Few problems generate as much discussion as black-grass and farmers are always looking out for new methods to control it. However, with so many different ideas out there, how do farmers work out what’s required on their farm?
For Dick Neale, technical manager at Hutchinsons, the most important thing is always to refer back to some basic principles of black-grass control when deciding what to do.
“I think confusion has come from cherry-picking little pieces of advice from different experts and other farmers,” he says. “People tend to choose ideas they like the sound of or ones that they can easily do on their farm, without necessarily thinking about how it all knits together into a single system.”
The foundation for any control programme is understanding the black-grass population on the farm, he believes. Dick highlights the importance of understanding the probable effects of previous management decisions, but also knowing where black-grass seed is distributed across the farm, as well as within the soil profile.
After taking these points into account, he would then assess the level of seed return this season before making any final decisions for season 2019-20.
“There’s no substitute for getting out in the field and then being critical about what’s happening on your farm before deciding which fields need what treatment,” he says. “Go out and do some headcounts because it’s all too easy to underestimate black-grass populations.
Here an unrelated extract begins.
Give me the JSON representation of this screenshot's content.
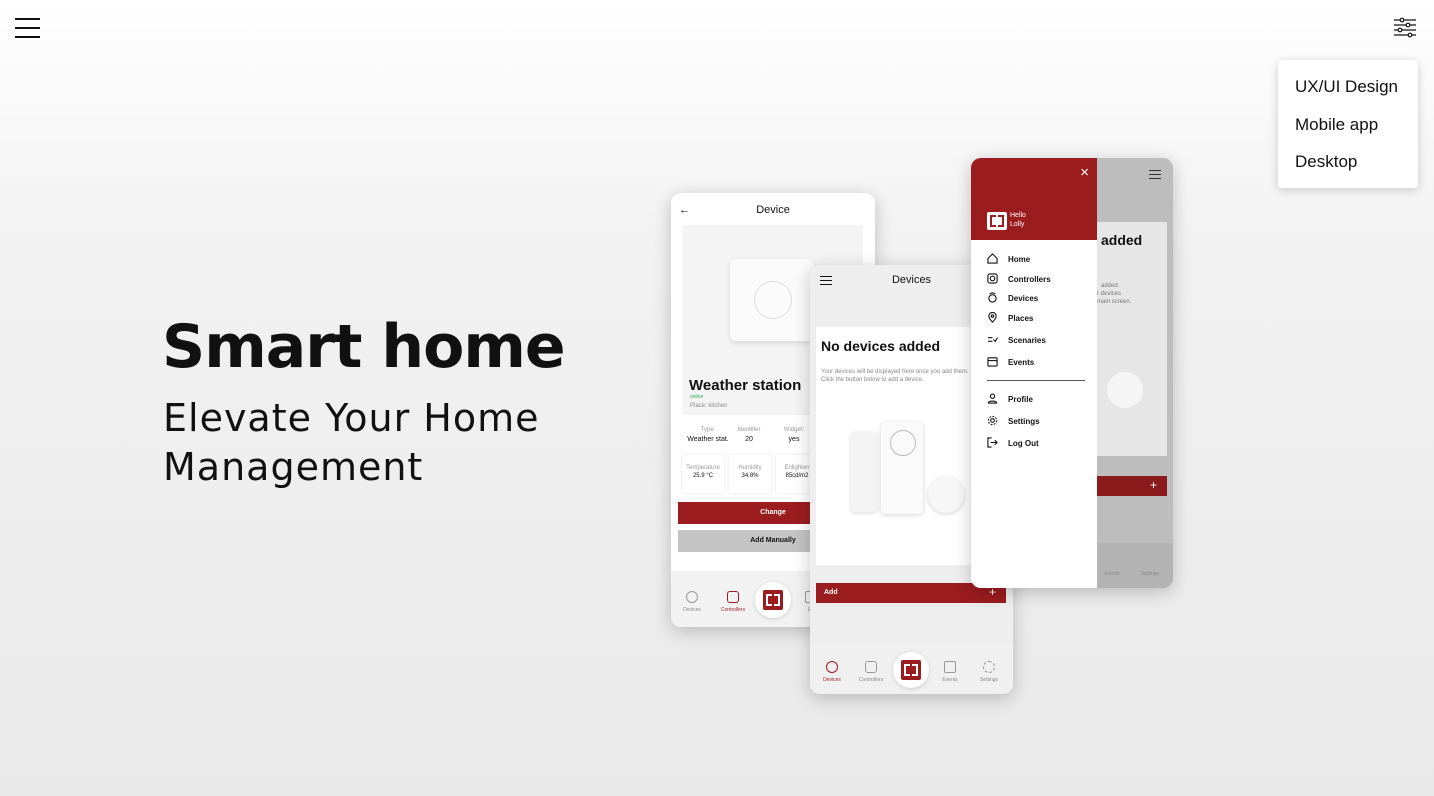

Even counts as high as 400/m2 can appear ‘not that bad’ when looking out across the field.”
Essentially a good understanding of the black-grass population is the start of planning how to manage it, he sums up. Bayer’s Dr Gordon Anderson-Taylor shares Dick’s view that managing populations is the key to black-grass control.
“We’ve always encouraged using herbicides as just one of the tools to manage populations. It may sound obvious, but the aim is to reduce seed return from one season to the next so that the overall population size reduces.”
The initial size of the black-grass population will determine what measures are needed. “Smaller populations may only need delayed autumn sowing and a good residual stack to sufficiently limit seed return, but when there are several hundred heads/m2 more radical action is required,” says Gordon.
On high pressure sites, it’s now well established that spring cropping with barley or another competitive crop is the best option to seize the initiative against black-grass. On land that’s clean enough for winter cropping, it’s still a necessity to manage the situation carefully to establish a clean crop.
“Black-grass has two main flushes, generally in the third week of Sept and the second week of Oct, so the aim is to drill after the black-grass has germinated and been sprayed off –– typically from 15 Oct onwards,” says Dick.
The gap between harvest and drilling is also an important time for black-grass management. “There’s historically a tendency to cultivate straight after the combine –– a hangover from the days of deep (10-20cm) non-inversion tillage. Nowadays, for black-grass control the cultivation is much shallower, ideally in the top 5cm, so that this season’s seed return isn’t mixed deep into the soil profile.
“Shallow cultivations needn’t be done in August. In fact, post-harvest soil is often in good condition to drill, meaning there’s no need to work it unnecessarily. Working soil can often be done to best effect later, in mid-Sept, and this will stimulate black-grass germination but helps ensure the seedbed remains in good condition until a later drilling date. Cultivating in August can leave the seedbed exposed and cause it to wet up too much.”